*** Records supplied ***

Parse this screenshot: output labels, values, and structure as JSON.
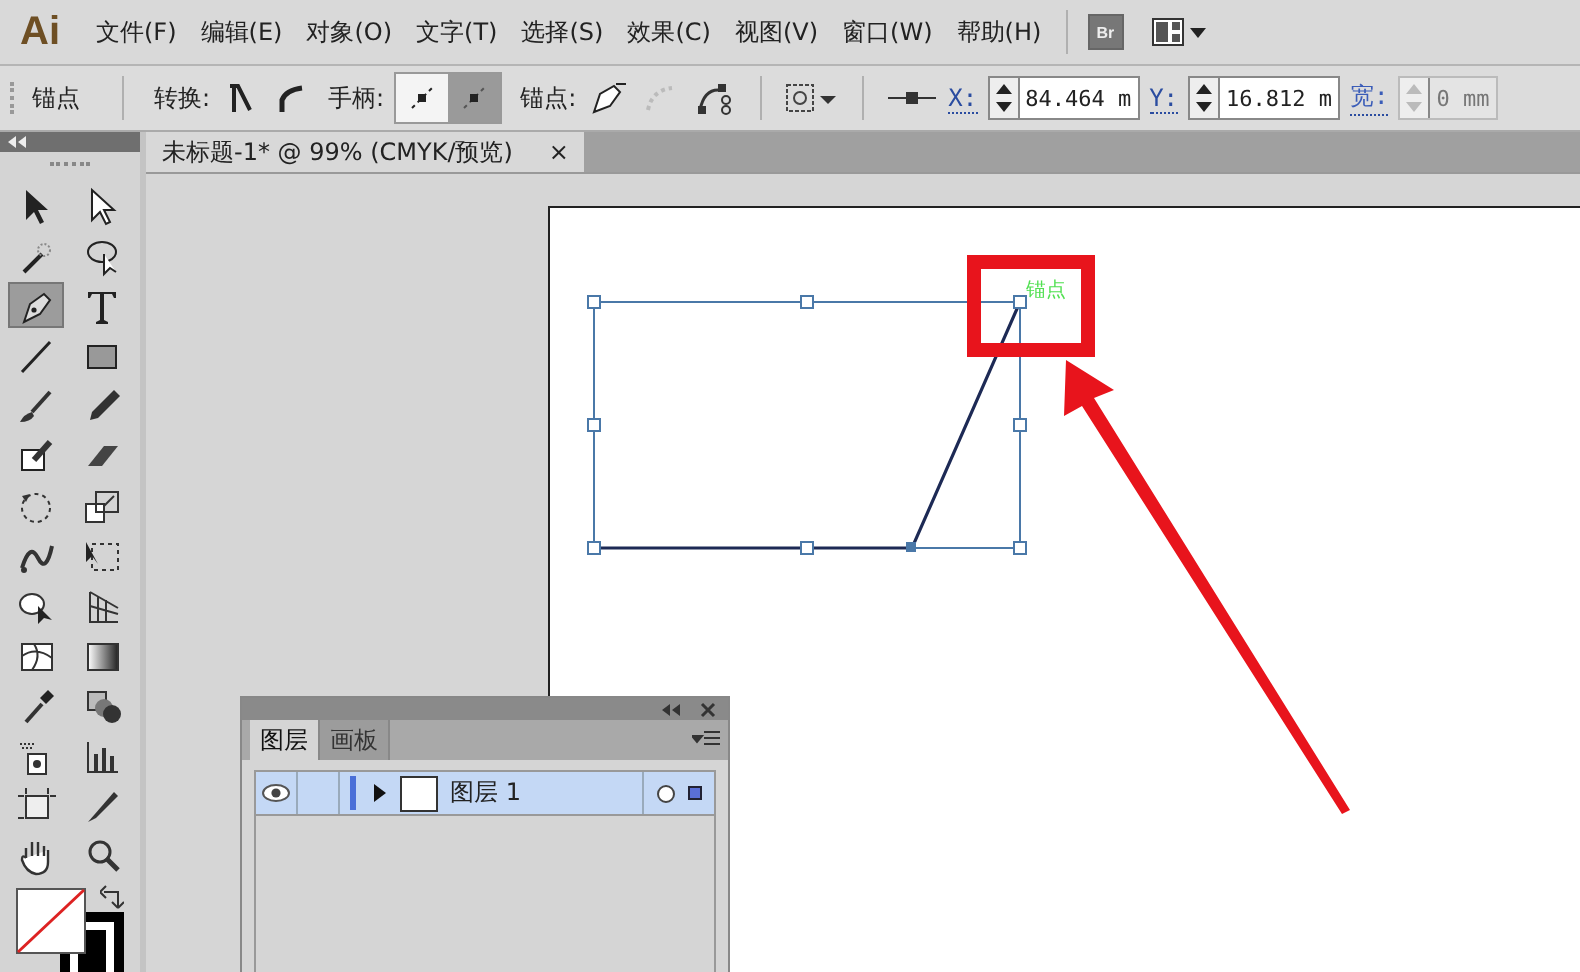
{
  "app": {
    "logo": "Ai",
    "bridge": "Br"
  },
  "menu": [
    "文件(F)",
    "编辑(E)",
    "对象(O)",
    "文字(T)",
    "选择(S)",
    "效果(C)",
    "视图(V)",
    "窗口(W)",
    "帮助(H)"
  ],
  "control_bar": {
    "label": "锚点",
    "convert_label": "转换:",
    "handles_label": "手柄:",
    "handle_buttons": [
      {
        "selected": false
      },
      {
        "selected": true
      }
    ],
    "anchors_label": "锚点:",
    "fields": [
      {
        "label": "X:",
        "value": "84.464 m",
        "disabled": false
      },
      {
        "label": "Y:",
        "value": "16.812 m",
        "disabled": false
      },
      {
        "label": "宽:",
        "value": "0 mm",
        "disabled": true
      }
    ]
  },
  "document_tab": {
    "title": "未标题-1* @ 99% (CMYK/预览)",
    "close": "×"
  },
  "tools": [
    {
      "kind": "selection",
      "selected": false
    },
    {
      "kind": "direct",
      "selected": false
    },
    {
      "kind": "wand",
      "selected": false
    },
    {
      "kind": "lasso",
      "selected": false
    },
    {
      "kind": "pen",
      "selected": true
    },
    {
      "kind": "type",
      "selected": false
    },
    {
      "kind": "line",
      "selected": false
    },
    {
      "kind": "rect",
      "selected": false
    },
    {
      "kind": "brush",
      "selected": false
    },
    {
      "kind": "pencil",
      "selected": false
    },
    {
      "kind": "blob",
      "selected": false
    },
    {
      "kind": "eraser",
      "selected": false
    },
    {
      "kind": "rotate",
      "selected": false
    },
    {
      "kind": "scale",
      "selected": false
    },
    {
      "kind": "warp",
      "selected": false
    },
    {
      "kind": "transform",
      "selected": false
    },
    {
      "kind": "builder",
      "selected": false
    },
    {
      "kind": "perspective",
      "selected": false
    },
    {
      "kind": "mesh",
      "selected": false
    },
    {
      "kind": "gradient",
      "selected": false
    },
    {
      "kind": "eyedropper",
      "selected": false
    },
    {
      "kind": "blend",
      "selected": false
    },
    {
      "kind": "sprayer",
      "selected": false
    },
    {
      "kind": "graph",
      "selected": false
    },
    {
      "kind": "artboard",
      "selected": false
    },
    {
      "kind": "slice",
      "selected": false
    },
    {
      "kind": "hand",
      "selected": false
    },
    {
      "kind": "zoom",
      "selected": false
    }
  ],
  "canvas": {
    "anchor_label": "锚点"
  },
  "layers_panel": {
    "tabs": [
      {
        "label": "图层",
        "selected": true
      },
      {
        "label": "画板",
        "selected": false
      }
    ],
    "layers": [
      {
        "name": "图层 1",
        "visible": true,
        "selected": true
      }
    ]
  }
}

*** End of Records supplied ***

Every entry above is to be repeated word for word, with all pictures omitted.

Parse this screenshot: output labels, values, and structure as JSON.
{
  "app": {
    "logo": "Ai",
    "bridge": "Br"
  },
  "menu": [
    "文件(F)",
    "编辑(E)",
    "对象(O)",
    "文字(T)",
    "选择(S)",
    "效果(C)",
    "视图(V)",
    "窗口(W)",
    "帮助(H)"
  ],
  "control_bar": {
    "label": "锚点",
    "convert_label": "转换:",
    "handles_label": "手柄:",
    "handle_buttons": [
      {
        "selected": false
      },
      {
        "selected": true
      }
    ],
    "anchors_label": "锚点:",
    "fields": [
      {
        "label": "X:",
        "value": "84.464 m",
        "disabled": false
      },
      {
        "label": "Y:",
        "value": "16.812 m",
        "disabled": false
      },
      {
        "label": "宽:",
        "value": "0 mm",
        "disabled": true
      }
    ]
  },
  "document_tab": {
    "title": "未标题-1* @ 99% (CMYK/预览)",
    "close": "×"
  },
  "tools": [
    {
      "kind": "selection",
      "selected": false
    },
    {
      "kind": "direct",
      "selected": false
    },
    {
      "kind": "wand",
      "selected": false
    },
    {
      "kind": "lasso",
      "selected": false
    },
    {
      "kind": "pen",
      "selected": true
    },
    {
      "kind": "type",
      "selected": false
    },
    {
      "kind": "line",
      "selected": false
    },
    {
      "kind": "rect",
      "selected": false
    },
    {
      "kind": "brush",
      "selected": false
    },
    {
      "kind": "pencil",
      "selected": false
    },
    {
      "kind": "blob",
      "selected": false
    },
    {
      "kind": "eraser",
      "selected": false
    },
    {
      "kind": "rotate",
      "selected": false
    },
    {
      "kind": "scale",
      "selected": false
    },
    {
      "kind": "warp",
      "selected": false
    },
    {
      "kind": "transform",
      "selected": false
    },
    {
      "kind": "builder",
      "selected": false
    },
    {
      "kind": "perspective",
      "selected": false
    },
    {
      "kind": "mesh",
      "selected": false
    },
    {
      "kind": "gradient",
      "selected": false
    },
    {
      "kind": "eyedropper",
      "selected": false
    },
    {
      "kind": "blend",
      "selected": false
    },
    {
      "kind": "sprayer",
      "selected": false
    },
    {
      "kind": "graph",
      "selected": false
    },
    {
      "kind": "artboard",
      "selected": false
    },
    {
      "kind": "slice",
      "selected": false
    },
    {
      "kind": "hand",
      "selected": false
    },
    {
      "kind": "zoom",
      "selected": false
    }
  ],
  "canvas": {
    "anchor_label": "锚点"
  },
  "layers_panel": {
    "tabs": [
      {
        "label": "图层",
        "selected": true
      },
      {
        "label": "画板",
        "selected": false
      }
    ],
    "layers": [
      {
        "name": "图层 1",
        "visible": true,
        "selected": true
      }
    ]
  }
}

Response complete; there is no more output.